■ Data
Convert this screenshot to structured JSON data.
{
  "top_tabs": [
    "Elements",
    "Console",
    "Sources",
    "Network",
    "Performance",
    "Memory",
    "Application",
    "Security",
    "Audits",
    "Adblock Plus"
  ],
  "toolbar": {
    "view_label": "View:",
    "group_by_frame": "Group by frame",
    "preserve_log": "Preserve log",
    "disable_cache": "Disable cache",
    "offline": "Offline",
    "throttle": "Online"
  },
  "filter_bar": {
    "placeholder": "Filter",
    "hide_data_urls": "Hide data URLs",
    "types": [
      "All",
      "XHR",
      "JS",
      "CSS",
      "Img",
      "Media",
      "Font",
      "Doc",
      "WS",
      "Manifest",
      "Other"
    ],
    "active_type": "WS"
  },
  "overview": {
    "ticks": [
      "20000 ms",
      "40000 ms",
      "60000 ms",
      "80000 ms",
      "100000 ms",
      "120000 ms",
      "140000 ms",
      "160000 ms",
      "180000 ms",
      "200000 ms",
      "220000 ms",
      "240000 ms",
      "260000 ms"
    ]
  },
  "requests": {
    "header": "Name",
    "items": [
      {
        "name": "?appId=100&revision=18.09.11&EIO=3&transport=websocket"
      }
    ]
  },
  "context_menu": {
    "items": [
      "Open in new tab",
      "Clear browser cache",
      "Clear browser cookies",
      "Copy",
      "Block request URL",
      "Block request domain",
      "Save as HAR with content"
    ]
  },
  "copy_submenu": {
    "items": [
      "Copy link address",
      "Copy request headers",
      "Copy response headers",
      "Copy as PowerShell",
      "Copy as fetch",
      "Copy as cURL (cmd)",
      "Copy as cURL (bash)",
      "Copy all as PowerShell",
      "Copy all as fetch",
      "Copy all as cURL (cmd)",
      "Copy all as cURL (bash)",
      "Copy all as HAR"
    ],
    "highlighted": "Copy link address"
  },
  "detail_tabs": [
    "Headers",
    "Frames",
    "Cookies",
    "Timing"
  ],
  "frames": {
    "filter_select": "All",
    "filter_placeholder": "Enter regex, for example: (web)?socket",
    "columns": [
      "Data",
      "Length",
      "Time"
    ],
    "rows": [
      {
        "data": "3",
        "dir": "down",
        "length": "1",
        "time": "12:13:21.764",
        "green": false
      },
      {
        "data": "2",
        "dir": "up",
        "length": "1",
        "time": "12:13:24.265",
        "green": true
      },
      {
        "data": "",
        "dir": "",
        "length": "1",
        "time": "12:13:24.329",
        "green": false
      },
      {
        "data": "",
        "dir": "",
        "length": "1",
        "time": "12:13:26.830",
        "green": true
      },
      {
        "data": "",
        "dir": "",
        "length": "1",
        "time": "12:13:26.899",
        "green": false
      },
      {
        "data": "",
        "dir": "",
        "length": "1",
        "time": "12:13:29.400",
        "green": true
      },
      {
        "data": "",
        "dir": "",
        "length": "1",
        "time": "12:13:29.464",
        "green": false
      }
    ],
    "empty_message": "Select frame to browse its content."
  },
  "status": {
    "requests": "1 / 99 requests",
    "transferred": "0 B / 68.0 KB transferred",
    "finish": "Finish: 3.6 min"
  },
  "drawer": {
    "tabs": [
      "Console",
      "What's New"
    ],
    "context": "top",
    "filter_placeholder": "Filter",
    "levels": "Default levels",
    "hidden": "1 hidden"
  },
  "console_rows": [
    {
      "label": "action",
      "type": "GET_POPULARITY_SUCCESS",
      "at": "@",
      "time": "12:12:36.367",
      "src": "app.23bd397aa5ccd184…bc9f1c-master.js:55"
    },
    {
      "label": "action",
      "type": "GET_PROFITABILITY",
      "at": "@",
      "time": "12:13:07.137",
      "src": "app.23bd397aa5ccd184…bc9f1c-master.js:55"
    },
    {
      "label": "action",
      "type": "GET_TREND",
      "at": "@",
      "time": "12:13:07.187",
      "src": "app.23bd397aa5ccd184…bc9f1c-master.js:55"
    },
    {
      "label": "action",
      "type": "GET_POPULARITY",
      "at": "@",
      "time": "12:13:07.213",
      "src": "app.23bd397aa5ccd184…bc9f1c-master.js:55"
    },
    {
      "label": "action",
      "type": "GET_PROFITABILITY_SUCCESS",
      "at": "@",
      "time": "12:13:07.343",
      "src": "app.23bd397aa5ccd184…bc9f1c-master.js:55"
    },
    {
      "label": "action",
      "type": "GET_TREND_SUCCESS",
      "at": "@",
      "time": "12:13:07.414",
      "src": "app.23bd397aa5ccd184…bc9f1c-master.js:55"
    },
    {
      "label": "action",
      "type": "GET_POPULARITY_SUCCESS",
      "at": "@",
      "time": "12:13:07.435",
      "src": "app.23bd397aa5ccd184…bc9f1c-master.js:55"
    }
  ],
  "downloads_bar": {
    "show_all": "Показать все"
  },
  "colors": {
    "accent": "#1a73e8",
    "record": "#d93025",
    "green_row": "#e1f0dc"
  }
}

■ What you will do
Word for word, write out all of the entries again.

■ Task response
Convert this screenshot to structured JSON data.
{
  "top_tabs": [
    "Elements",
    "Console",
    "Sources",
    "Network",
    "Performance",
    "Memory",
    "Application",
    "Security",
    "Audits",
    "Adblock Plus"
  ],
  "toolbar": {
    "view_label": "View:",
    "group_by_frame": "Group by frame",
    "preserve_log": "Preserve log",
    "disable_cache": "Disable cache",
    "offline": "Offline",
    "throttle": "Online"
  },
  "filter_bar": {
    "placeholder": "Filter",
    "hide_data_urls": "Hide data URLs",
    "types": [
      "All",
      "XHR",
      "JS",
      "CSS",
      "Img",
      "Media",
      "Font",
      "Doc",
      "WS",
      "Manifest",
      "Other"
    ],
    "active_type": "WS"
  },
  "overview": {
    "ticks": [
      "20000 ms",
      "40000 ms",
      "60000 ms",
      "80000 ms",
      "100000 ms",
      "120000 ms",
      "140000 ms",
      "160000 ms",
      "180000 ms",
      "200000 ms",
      "220000 ms",
      "240000 ms",
      "260000 ms"
    ]
  },
  "requests": {
    "header": "Name",
    "items": [
      {
        "name": "?appId=100&revision=18.09.11&EIO=3&transport=websocket"
      }
    ]
  },
  "context_menu": {
    "items": [
      "Open in new tab",
      "Clear browser cache",
      "Clear browser cookies",
      "Copy",
      "Block request URL",
      "Block request domain",
      "Save as HAR with content"
    ]
  },
  "copy_submenu": {
    "items": [
      "Copy link address",
      "Copy request headers",
      "Copy response headers",
      "Copy as PowerShell",
      "Copy as fetch",
      "Copy as cURL (cmd)",
      "Copy as cURL (bash)",
      "Copy all as PowerShell",
      "Copy all as fetch",
      "Copy all as cURL (cmd)",
      "Copy all as cURL (bash)",
      "Copy all as HAR"
    ],
    "highlighted": "Copy link address"
  },
  "detail_tabs": [
    "Headers",
    "Frames",
    "Cookies",
    "Timing"
  ],
  "frames": {
    "filter_select": "All",
    "filter_placeholder": "Enter regex, for example: (web)?socket",
    "columns": [
      "Data",
      "Length",
      "Time"
    ],
    "rows": [
      {
        "data": "3",
        "dir": "down",
        "length": "1",
        "time": "12:13:21.764",
        "green": false
      },
      {
        "data": "2",
        "dir": "up",
        "length": "1",
        "time": "12:13:24.265",
        "green": true
      },
      {
        "data": "",
        "dir": "",
        "length": "1",
        "time": "12:13:24.329",
        "green": false
      },
      {
        "data": "",
        "dir": "",
        "length": "1",
        "time": "12:13:26.830",
        "green": true
      },
      {
        "data": "",
        "dir": "",
        "length": "1",
        "time": "12:13:26.899",
        "green": false
      },
      {
        "data": "",
        "dir": "",
        "length": "1",
        "time": "12:13:29.400",
        "green": true
      },
      {
        "data": "",
        "dir": "",
        "length": "1",
        "time": "12:13:29.464",
        "green": false
      }
    ],
    "empty_message": "Select frame to browse its content."
  },
  "status": {
    "requests": "1 / 99 requests",
    "transferred": "0 B / 68.0 KB transferred",
    "finish": "Finish: 3.6 min"
  },
  "drawer": {
    "tabs": [
      "Console",
      "What's New"
    ],
    "context": "top",
    "filter_placeholder": "Filter",
    "levels": "Default levels",
    "hidden": "1 hidden"
  },
  "console_rows": [
    {
      "label": "action",
      "type": "GET_POPULARITY_SUCCESS",
      "at": "@",
      "time": "12:12:36.367",
      "src": "app.23bd397aa5ccd184…bc9f1c-master.js:55"
    },
    {
      "label": "action",
      "type": "GET_PROFITABILITY",
      "at": "@",
      "time": "12:13:07.137",
      "src": "app.23bd397aa5ccd184…bc9f1c-master.js:55"
    },
    {
      "label": "action",
      "type": "GET_TREND",
      "at": "@",
      "time": "12:13:07.187",
      "src": "app.23bd397aa5ccd184…bc9f1c-master.js:55"
    },
    {
      "label": "action",
      "type": "GET_POPULARITY",
      "at": "@",
      "time": "12:13:07.213",
      "src": "app.23bd397aa5ccd184…bc9f1c-master.js:55"
    },
    {
      "label": "action",
      "type": "GET_PROFITABILITY_SUCCESS",
      "at": "@",
      "time": "12:13:07.343",
      "src": "app.23bd397aa5ccd184…bc9f1c-master.js:55"
    },
    {
      "label": "action",
      "type": "GET_TREND_SUCCESS",
      "at": "@",
      "time": "12:13:07.414",
      "src": "app.23bd397aa5ccd184…bc9f1c-master.js:55"
    },
    {
      "label": "action",
      "type": "GET_POPULARITY_SUCCESS",
      "at": "@",
      "time": "12:13:07.435",
      "src": "app.23bd397aa5ccd184…bc9f1c-master.js:55"
    }
  ],
  "downloads_bar": {
    "show_all": "Показать все"
  },
  "colors": {
    "accent": "#1a73e8",
    "record": "#d93025",
    "green_row": "#e1f0dc"
  }
}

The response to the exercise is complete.